I guess it's time for the annual Bin Laden story...
just catch the f'er and kill him
'Bin Laden is trying to obtain medical attention'
Report: U.S. colonel says al-Qaida leader is in poor health
Updated: 6:37 a.m. ET Sept. 14, 2005
CAIRO - Al-Qaida leader Osama bin Laden is in poor health and is seeking medical attention, the London-based Arabic newspaper al-Hayat said on Wednesday, quoting a U.S. officer in Afghanistan.
"Osama bin Laden is trying to obtain medical attention," Colonel Don McGraw, director of operations at the Combined Forces Command in Kabul, told a group of British reporters, including one from al-Hayat, it said.
"He (McGraw) refused to say what the al-Qaida leader is suffering from or whether it is the same kidney disease which Pakistani officials said in the past he was suffering from," the newspaper added.
Al-Hayat said it was not clear how the U.S. military had obtained its information or where it thought bin Laden might be.
The Saudi-born militant is believed to have taken refuge somewhere on the border between Pakistan and Afghanistan after escaping from U.S. troops and their Afghan allies who toppled the Taliban government that had hosted him in 2001.
The United States holds al-Qaida responsible for many attacks, including the suicide hijack assaults on New York and Washington on Sept. 11, 2001.
U.S. military denies "bin Laden ill" report
Sep 14 10:47 AM US/Eastern
KABUL (Reuters) - The U.S. military in Afghanistan denied on Wednesday that one of its officers had told reporters Osama bin Laden was seeking medical attention.
The London-based Arabic newspaper al-Hayat, citing U.S. Colonel Don McGraw in a briefing with reporters in Kabul, said on Wednesday that the al Qaeda leader was in poor health and was trying to obtain medical attention.
But a U.S. military spokeswoman in Kabul said McGraw had not said that.
"Colonel McGraw did not say Osama bin Laden was trying to get medical attention," said the spokeswoman, Lieutenant Cindy Moore.
"We're working with the editor to correct the record," she said of the al Hayat report.
McGraw had been asked by a reporter about an Arabic Web site report several weeks ago saying bin Laden had been wounded. McGraw said he had seen the report, which security experts said lacked credibility, but had no information, Moore said.
He was then asked about old reports that bin Laden had suffered from a kidney ailment and McGraw had said bin Laden might have, in the past, sought treatment but he didn't know about now, Moore said.
Moore said McGraw had presented the reporters with no new report about bin Laden.
The Saudi-born militant is believed to have taken refuge somewhere on the border between Pakistan and Afghanistan after eluding U.S. troops and their Afghan allies who toppled the Taliban government that had hosted him in 2001.

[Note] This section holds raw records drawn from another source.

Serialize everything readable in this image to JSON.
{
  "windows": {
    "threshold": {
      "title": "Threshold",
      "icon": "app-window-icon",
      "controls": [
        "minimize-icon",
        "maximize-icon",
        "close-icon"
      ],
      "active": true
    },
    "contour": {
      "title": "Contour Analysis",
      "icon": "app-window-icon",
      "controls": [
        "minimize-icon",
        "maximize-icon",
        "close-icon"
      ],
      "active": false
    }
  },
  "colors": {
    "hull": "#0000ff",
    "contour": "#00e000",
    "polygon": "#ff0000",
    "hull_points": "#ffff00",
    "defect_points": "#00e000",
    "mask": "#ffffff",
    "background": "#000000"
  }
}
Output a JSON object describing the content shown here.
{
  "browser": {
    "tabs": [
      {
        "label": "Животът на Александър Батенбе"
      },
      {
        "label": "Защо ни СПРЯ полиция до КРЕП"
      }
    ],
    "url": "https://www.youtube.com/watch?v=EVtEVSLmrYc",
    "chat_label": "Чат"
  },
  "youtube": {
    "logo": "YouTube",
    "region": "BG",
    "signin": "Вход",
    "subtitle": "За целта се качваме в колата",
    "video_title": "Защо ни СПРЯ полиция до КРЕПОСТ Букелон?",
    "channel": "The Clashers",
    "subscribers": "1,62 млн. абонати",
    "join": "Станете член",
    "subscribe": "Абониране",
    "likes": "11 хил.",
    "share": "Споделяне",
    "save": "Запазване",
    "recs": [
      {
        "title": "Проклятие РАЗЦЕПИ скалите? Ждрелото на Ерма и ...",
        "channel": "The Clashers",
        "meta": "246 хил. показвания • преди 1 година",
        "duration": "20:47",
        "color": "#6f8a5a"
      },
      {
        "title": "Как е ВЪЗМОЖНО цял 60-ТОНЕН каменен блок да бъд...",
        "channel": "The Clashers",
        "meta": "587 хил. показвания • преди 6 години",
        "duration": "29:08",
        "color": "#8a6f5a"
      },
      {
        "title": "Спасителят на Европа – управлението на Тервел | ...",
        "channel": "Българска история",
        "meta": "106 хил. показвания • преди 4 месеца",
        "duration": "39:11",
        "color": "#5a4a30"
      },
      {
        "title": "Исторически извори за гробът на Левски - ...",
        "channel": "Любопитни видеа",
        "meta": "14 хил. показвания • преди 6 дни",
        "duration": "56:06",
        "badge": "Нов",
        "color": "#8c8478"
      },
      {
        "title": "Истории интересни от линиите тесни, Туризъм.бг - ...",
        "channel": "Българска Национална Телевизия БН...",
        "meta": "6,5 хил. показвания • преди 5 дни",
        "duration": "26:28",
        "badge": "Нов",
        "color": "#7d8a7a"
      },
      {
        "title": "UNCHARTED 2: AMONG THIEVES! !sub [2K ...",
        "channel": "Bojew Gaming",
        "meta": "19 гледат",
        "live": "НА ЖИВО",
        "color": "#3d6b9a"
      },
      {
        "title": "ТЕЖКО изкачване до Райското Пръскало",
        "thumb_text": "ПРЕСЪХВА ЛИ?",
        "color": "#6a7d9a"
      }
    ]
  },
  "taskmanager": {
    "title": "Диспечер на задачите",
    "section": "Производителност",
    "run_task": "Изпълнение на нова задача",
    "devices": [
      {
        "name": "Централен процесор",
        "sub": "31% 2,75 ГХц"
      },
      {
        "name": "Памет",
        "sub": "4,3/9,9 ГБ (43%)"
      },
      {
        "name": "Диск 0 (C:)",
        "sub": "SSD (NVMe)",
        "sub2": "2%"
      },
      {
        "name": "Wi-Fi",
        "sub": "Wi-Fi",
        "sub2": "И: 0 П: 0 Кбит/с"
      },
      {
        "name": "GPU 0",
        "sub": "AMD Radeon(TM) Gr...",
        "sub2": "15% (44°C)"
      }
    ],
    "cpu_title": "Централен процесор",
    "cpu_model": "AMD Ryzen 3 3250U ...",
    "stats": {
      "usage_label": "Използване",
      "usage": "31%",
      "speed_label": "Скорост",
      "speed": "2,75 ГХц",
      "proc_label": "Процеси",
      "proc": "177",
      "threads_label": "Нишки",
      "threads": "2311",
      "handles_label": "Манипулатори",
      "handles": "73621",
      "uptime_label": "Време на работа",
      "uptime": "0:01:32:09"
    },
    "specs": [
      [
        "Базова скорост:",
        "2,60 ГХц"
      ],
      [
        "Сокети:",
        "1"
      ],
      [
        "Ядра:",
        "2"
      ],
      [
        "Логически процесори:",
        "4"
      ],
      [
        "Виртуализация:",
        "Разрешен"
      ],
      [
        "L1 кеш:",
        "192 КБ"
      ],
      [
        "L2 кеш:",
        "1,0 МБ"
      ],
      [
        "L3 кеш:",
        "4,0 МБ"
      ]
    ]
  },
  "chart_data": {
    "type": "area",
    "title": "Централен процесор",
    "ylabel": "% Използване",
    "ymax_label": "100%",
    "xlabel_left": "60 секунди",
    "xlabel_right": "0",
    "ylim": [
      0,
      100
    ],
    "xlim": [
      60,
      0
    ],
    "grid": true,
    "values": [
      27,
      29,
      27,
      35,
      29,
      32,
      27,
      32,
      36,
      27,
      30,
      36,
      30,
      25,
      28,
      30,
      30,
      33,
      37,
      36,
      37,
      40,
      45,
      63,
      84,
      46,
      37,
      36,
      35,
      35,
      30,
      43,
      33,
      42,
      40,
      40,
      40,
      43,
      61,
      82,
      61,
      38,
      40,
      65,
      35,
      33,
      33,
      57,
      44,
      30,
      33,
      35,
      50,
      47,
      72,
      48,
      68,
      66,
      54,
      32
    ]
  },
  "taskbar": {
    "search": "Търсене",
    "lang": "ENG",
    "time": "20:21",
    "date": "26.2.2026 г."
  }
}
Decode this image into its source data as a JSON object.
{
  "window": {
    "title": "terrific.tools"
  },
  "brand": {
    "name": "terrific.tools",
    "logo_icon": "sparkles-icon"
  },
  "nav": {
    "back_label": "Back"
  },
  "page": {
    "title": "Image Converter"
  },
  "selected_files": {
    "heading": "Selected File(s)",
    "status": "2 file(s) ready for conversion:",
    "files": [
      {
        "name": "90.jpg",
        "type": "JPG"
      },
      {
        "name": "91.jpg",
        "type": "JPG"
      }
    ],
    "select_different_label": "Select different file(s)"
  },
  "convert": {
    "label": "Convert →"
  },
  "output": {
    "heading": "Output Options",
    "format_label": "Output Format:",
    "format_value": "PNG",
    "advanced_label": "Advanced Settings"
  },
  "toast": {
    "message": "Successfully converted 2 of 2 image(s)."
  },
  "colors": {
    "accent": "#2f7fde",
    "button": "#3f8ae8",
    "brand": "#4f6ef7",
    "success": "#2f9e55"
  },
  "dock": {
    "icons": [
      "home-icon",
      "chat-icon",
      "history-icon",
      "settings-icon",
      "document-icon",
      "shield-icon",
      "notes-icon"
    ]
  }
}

The United States holds al Qaeda responsible for many attacks, including the suicide hijack assaults on New York and Washington on September 11, 2001.